■ **ACTION ITEM**: Print every record word for word.

- - - - - - -

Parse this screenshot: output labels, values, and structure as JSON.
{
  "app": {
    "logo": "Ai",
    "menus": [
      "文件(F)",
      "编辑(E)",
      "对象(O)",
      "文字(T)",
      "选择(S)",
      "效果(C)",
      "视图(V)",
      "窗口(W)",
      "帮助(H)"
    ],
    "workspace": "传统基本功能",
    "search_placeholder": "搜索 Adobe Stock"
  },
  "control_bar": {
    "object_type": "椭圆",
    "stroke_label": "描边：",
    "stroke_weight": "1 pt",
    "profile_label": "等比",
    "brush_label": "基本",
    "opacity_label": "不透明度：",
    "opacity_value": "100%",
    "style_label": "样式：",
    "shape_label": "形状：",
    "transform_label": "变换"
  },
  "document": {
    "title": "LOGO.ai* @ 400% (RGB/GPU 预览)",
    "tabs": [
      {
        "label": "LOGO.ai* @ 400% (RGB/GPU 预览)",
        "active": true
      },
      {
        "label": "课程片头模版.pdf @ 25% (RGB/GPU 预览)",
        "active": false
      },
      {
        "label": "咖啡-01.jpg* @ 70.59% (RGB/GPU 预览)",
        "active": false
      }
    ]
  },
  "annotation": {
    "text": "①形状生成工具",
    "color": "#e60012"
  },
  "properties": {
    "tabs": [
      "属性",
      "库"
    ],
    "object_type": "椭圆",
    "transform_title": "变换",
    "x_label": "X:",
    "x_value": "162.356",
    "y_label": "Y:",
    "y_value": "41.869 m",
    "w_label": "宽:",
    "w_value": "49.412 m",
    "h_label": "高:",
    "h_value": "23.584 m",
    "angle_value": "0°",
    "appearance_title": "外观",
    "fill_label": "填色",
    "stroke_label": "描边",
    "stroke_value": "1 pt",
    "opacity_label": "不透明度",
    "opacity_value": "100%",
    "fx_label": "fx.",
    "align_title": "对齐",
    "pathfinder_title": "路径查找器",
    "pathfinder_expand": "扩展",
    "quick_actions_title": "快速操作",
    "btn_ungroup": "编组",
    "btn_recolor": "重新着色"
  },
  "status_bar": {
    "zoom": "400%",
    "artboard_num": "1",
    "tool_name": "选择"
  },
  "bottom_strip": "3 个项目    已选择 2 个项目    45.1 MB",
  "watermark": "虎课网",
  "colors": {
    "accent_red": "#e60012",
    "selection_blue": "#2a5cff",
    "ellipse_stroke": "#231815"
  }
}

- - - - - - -

■ **REPLY**:
Parse this screenshot: output labels, values, and structure as JSON.
{
  "app": {
    "logo": "Ai",
    "menus": [
      "文件(F)",
      "编辑(E)",
      "对象(O)",
      "文字(T)",
      "选择(S)",
      "效果(C)",
      "视图(V)",
      "窗口(W)",
      "帮助(H)"
    ],
    "workspace": "传统基本功能",
    "search_placeholder": "搜索 Adobe Stock"
  },
  "control_bar": {
    "object_type": "椭圆",
    "stroke_label": "描边：",
    "stroke_weight": "1 pt",
    "profile_label": "等比",
    "brush_label": "基本",
    "opacity_label": "不透明度：",
    "opacity_value": "100%",
    "style_label": "样式：",
    "shape_label": "形状：",
    "transform_label": "变换"
  },
  "document": {
    "title": "LOGO.ai* @ 400% (RGB/GPU 预览)",
    "tabs": [
      {
        "label": "LOGO.ai* @ 400% (RGB/GPU 预览)",
        "active": true
      },
      {
        "label": "课程片头模版.pdf @ 25% (RGB/GPU 预览)",
        "active": false
      },
      {
        "label": "咖啡-01.jpg* @ 70.59% (RGB/GPU 预览)",
        "active": false
      }
    ]
  },
  "annotation": {
    "text": "①形状生成工具",
    "color": "#e60012"
  },
  "properties": {
    "tabs": [
      "属性",
      "库"
    ],
    "object_type": "椭圆",
    "transform_title": "变换",
    "x_label": "X:",
    "x_value": "162.356",
    "y_label": "Y:",
    "y_value": "41.869 m",
    "w_label": "宽:",
    "w_value": "49.412 m",
    "h_label": "高:",
    "h_value": "23.584 m",
    "angle_value": "0°",
    "appearance_title": "外观",
    "fill_label": "填色",
    "stroke_label": "描边",
    "stroke_value": "1 pt",
    "opacity_label": "不透明度",
    "opacity_value": "100%",
    "fx_label": "fx.",
    "align_title": "对齐",
    "pathfinder_title": "路径查找器",
    "pathfinder_expand": "扩展",
    "quick_actions_title": "快速操作",
    "btn_ungroup": "编组",
    "btn_recolor": "重新着色"
  },
  "status_bar": {
    "zoom": "400%",
    "artboard_num": "1",
    "tool_name": "选择"
  },
  "bottom_strip": "3 个项目    已选择 2 个项目    45.1 MB",
  "watermark": "虎课网",
  "colors": {
    "accent_red": "#e60012",
    "selection_blue": "#2a5cff",
    "ellipse_stroke": "#231815"
  }
}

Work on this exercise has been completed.